_BRIEF_: Restate every line below word for word, but drop each picture.

#### SOURCE RECORDS ####

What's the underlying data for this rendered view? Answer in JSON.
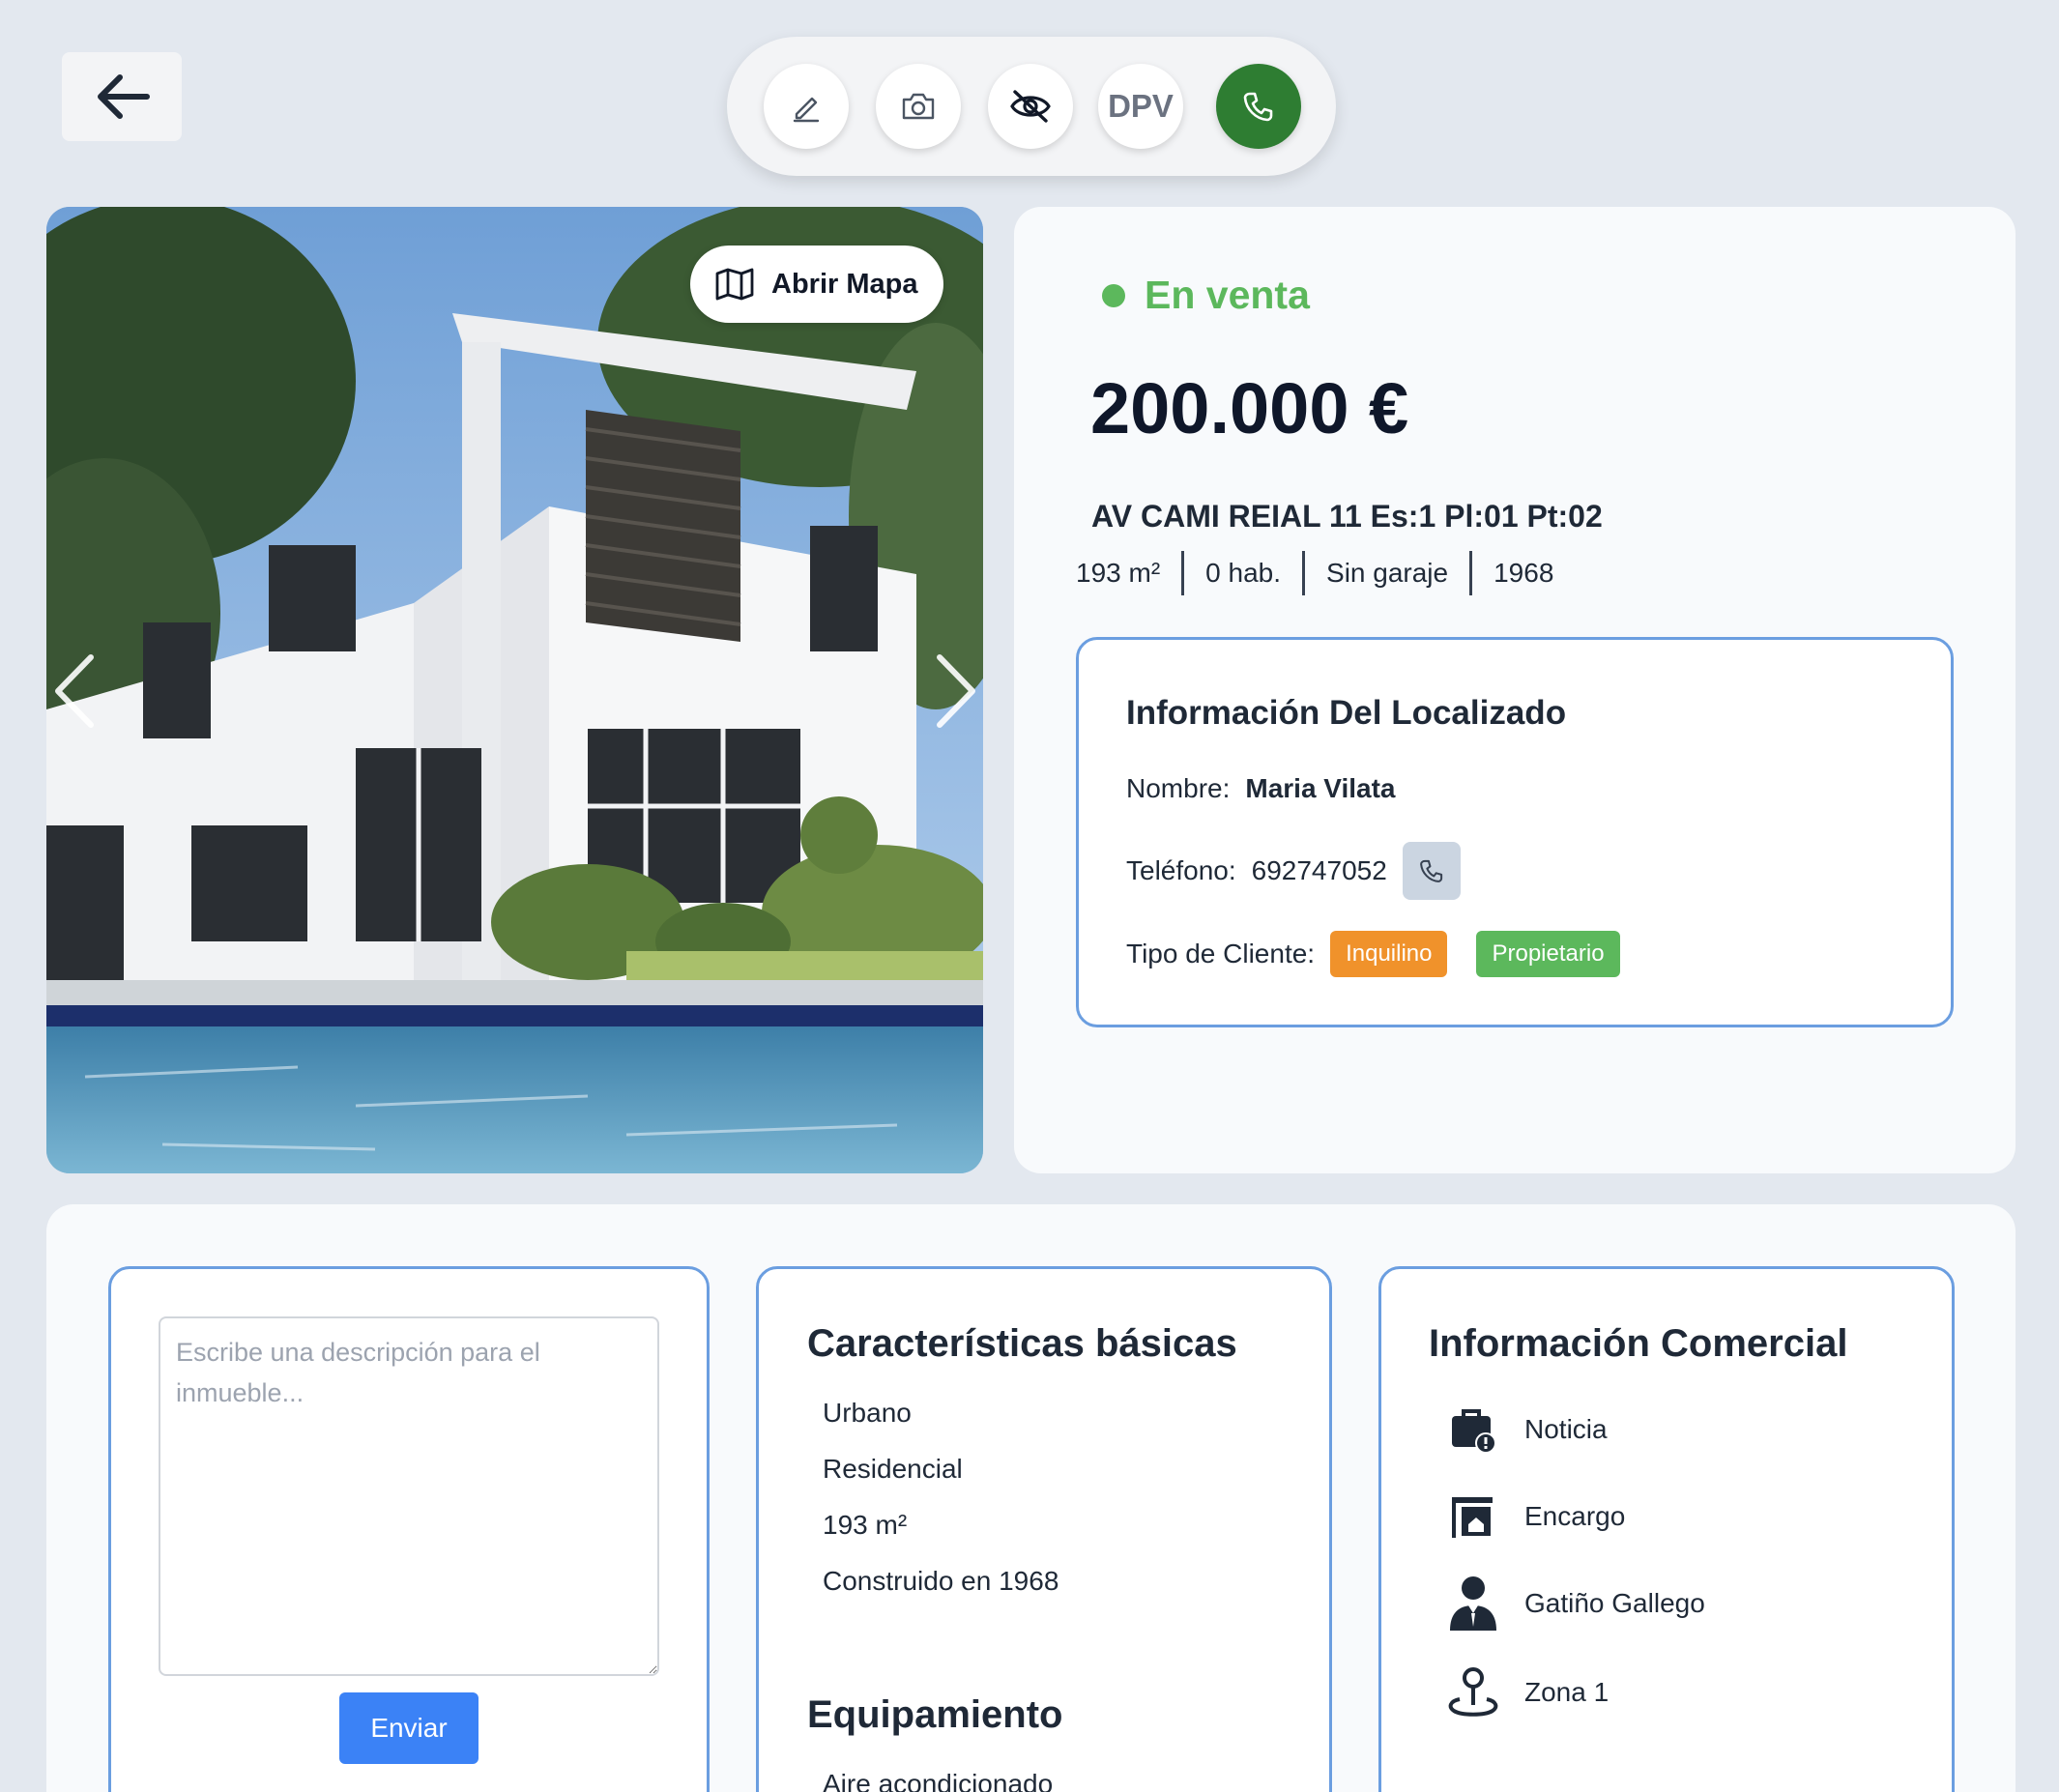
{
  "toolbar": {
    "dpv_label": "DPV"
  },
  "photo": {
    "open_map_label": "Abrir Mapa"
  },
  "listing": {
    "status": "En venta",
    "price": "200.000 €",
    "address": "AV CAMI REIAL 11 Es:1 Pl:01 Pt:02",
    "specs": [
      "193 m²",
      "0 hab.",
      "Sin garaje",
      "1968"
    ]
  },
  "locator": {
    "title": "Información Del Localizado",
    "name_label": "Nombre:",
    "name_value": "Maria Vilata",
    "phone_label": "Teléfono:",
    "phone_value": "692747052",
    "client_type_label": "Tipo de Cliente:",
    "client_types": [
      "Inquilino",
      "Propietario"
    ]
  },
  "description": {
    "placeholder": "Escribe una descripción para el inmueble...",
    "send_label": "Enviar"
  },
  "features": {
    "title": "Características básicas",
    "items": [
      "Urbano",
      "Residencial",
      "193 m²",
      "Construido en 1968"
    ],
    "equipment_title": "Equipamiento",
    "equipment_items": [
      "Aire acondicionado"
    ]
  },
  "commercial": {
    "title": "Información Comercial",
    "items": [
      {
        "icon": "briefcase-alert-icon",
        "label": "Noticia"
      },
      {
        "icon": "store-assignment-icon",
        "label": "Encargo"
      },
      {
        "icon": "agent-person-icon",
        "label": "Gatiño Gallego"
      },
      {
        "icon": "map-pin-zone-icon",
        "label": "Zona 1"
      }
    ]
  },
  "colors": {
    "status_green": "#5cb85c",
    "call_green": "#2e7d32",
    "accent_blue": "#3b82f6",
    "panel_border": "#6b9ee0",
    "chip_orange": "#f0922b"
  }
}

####

_SOLUTION FOR THIS EXERCISE_:
What's the underlying data for this rendered view? Answer in JSON.
{
  "toolbar": {
    "dpv_label": "DPV"
  },
  "photo": {
    "open_map_label": "Abrir Mapa"
  },
  "listing": {
    "status": "En venta",
    "price": "200.000 €",
    "address": "AV CAMI REIAL 11 Es:1 Pl:01 Pt:02",
    "specs": [
      "193 m²",
      "0 hab.",
      "Sin garaje",
      "1968"
    ]
  },
  "locator": {
    "title": "Información Del Localizado",
    "name_label": "Nombre:",
    "name_value": "Maria Vilata",
    "phone_label": "Teléfono:",
    "phone_value": "692747052",
    "client_type_label": "Tipo de Cliente:",
    "client_types": [
      "Inquilino",
      "Propietario"
    ]
  },
  "description": {
    "placeholder": "Escribe una descripción para el inmueble...",
    "send_label": "Enviar"
  },
  "features": {
    "title": "Características básicas",
    "items": [
      "Urbano",
      "Residencial",
      "193 m²",
      "Construido en 1968"
    ],
    "equipment_title": "Equipamiento",
    "equipment_items": [
      "Aire acondicionado"
    ]
  },
  "commercial": {
    "title": "Información Comercial",
    "items": [
      {
        "icon": "briefcase-alert-icon",
        "label": "Noticia"
      },
      {
        "icon": "store-assignment-icon",
        "label": "Encargo"
      },
      {
        "icon": "agent-person-icon",
        "label": "Gatiño Gallego"
      },
      {
        "icon": "map-pin-zone-icon",
        "label": "Zona 1"
      }
    ]
  },
  "colors": {
    "status_green": "#5cb85c",
    "call_green": "#2e7d32",
    "accent_blue": "#3b82f6",
    "panel_border": "#6b9ee0",
    "chip_orange": "#f0922b"
  }
}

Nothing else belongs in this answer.